This week marked the 35th anniversary of the Blizzard of ’78, and as a result we have seen some of the iconic images from that storm on web sites and social media. I have a few pictures that I’ll share here. The other day it was snowing – pretty snow floating to the ground and coating everything. I snapped a picture with my smartphone camera that went to our photo stream, and my wife saw it and remarked that it was a pretty shot … and that is likely the only attention it will ever get. And as snow started falling from Winter Storm Nemo, I saw more smartphone camera pictures from friends on Facebook before noon than I have EVER seen from the Blizzard of ’78. But will any of them be remembered past this weekend?
It made me think that as pictures have become easier to take and storage and sharing effortless, they have become transient, losing their permanence and value.
At least that is how it seems. Looking at the image at the top, that is my family home during the Blizzard of 1978 in Massachusetts. It was taken from the street a couple of days after the storm; several years ago I digitized all of my parents’ slides from the early 60s to the early 80s, and I made a DVD for everyone in the family with all of the pictures and a slideshow.
For anyone who lived in New England, the Blizzard of ’78 was an event on the scale of the San Francisco earthquake, the Chicago fire, or other major disasters. Over at WickedLocal they have reprinted an original article on the storm, and here are a few things I collected up when I did a recollection on a personal blog on the 25th anniversary:
- More than 4 feet of snow.
- 100 MPH winds.
- High tides cresting 40 foot waves.
- Dozens of homes and businesses wiped out instantly, hundreds badly damaged.
- 100 people dead due to every imaginable weather related cause.
I was 12 when that storm hit. I was old enough to shovel snow for several people in the neighborhood to help out, and I was old enough to be terrified watching the news showing the parking lot route 128 had become and waiting for my dad to make it home.
But I was young enough to enjoy the fact that we had a week off from school and that the roads were shut down. I was young enough not to worry about being without power or phones for a while; I was young enough that the recently totaled ’64 Impala kept on the side of our garage became our snow fort that day and for the rest of the winter.
There are only a few pictures we have from the blizzard, and as you can see they were taken when the sun was out and the roof was almost clear – in other words a day or two later. The one at the top shows our house from the street. Since it was already more than 24 hours later, the snow has compacted, but everything was completely closed and snowed in. In order there is my Dad, my older brother (would have been ~14.5) and me (almost 12). The covered car was a ’74 Chevy Impala …
In this one you can see a bit up the street, showing that even by the 8th, two days after the storm, roads weren’t plowed. The ‘highway’ down the street opened that day, and the convenience store (Bob’s) opened up as well. We would take a sled down the street to get stuff, and run errands for people who couldn’t get out of their houses yet.

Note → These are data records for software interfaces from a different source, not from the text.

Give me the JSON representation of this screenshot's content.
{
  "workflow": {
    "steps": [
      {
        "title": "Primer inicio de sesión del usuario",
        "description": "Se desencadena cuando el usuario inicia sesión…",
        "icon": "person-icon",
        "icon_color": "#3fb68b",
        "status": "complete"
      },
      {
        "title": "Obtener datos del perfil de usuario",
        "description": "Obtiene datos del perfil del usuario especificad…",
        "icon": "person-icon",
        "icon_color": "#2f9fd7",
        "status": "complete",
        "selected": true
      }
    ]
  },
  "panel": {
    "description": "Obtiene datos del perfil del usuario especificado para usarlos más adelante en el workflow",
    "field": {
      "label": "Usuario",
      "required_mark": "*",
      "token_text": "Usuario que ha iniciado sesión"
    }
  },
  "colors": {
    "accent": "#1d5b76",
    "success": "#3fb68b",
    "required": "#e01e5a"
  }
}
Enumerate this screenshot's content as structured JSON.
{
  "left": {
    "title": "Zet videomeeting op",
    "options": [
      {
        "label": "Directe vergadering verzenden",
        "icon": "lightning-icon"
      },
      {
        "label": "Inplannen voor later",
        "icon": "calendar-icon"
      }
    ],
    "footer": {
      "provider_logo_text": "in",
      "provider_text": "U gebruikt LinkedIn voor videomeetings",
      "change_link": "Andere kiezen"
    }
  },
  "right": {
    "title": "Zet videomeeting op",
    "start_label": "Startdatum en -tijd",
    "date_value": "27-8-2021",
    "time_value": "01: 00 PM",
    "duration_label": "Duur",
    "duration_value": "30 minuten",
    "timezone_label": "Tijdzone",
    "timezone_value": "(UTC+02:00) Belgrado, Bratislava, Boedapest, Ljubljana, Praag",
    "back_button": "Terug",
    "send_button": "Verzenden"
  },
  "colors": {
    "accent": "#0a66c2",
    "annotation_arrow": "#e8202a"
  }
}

OK, this isn’t the Blizzard, but me after Christmas just before … note the M16-look alike (had forgotten that!) and my fave gift from that year – VertiBird! It was a helicopter that flew in circles … I remember that the first one I got didn’t work, and my dad called all around (hot gift that year), and that Child World in Framingham said they had one and would hold it for him. We got there, and of course they didn’t have any … my Dad was *furious*! Upon yelling at the manager, they ‘found’ one held for someone else and I got it! The VertiBird sat in my parents house for years after I had moved out, and I reclaimed it before they moved south several years ago. Unfortunately, while I kept it, my attempts to rewire and get it working for my kids were to no avail … it was just dead. But I digress.
For ‘Winter Storm Nemo’, the forecasting technology has advanced tremendously to the point that the Weather Channel now has a ‘storm-con’ that talks about the confidence of a major storm hitting. It worked very well for Hurricane Sandy, and while the totals haven’t exactly matched forecasts, the general forecast of conditions made sure everyone was able to see what was coming … so that the only people getting trapped on highways were those foolish enough to go driving when there was a driving ban in effect.
But as I said, there have been countless smartphone camera images and videos showing the snow. Some are fun and cute pictures of kids playing outside in the snow, others are of the roads or trees or some other indication of what is going on. Like I said, the hundreds of images I have seen are largely instantly forgettable … and then there are videos like this 8 minute wonder of a person in Western Massachusetts walking to the local 7-11. Enjoy!
Do you feel that with the ease of taking and posting smartphone camera pictures everywhere, that the images themselves lose permanence and meaning? Do you think people miss out on actually experiencing things by being so busy documenting stuff?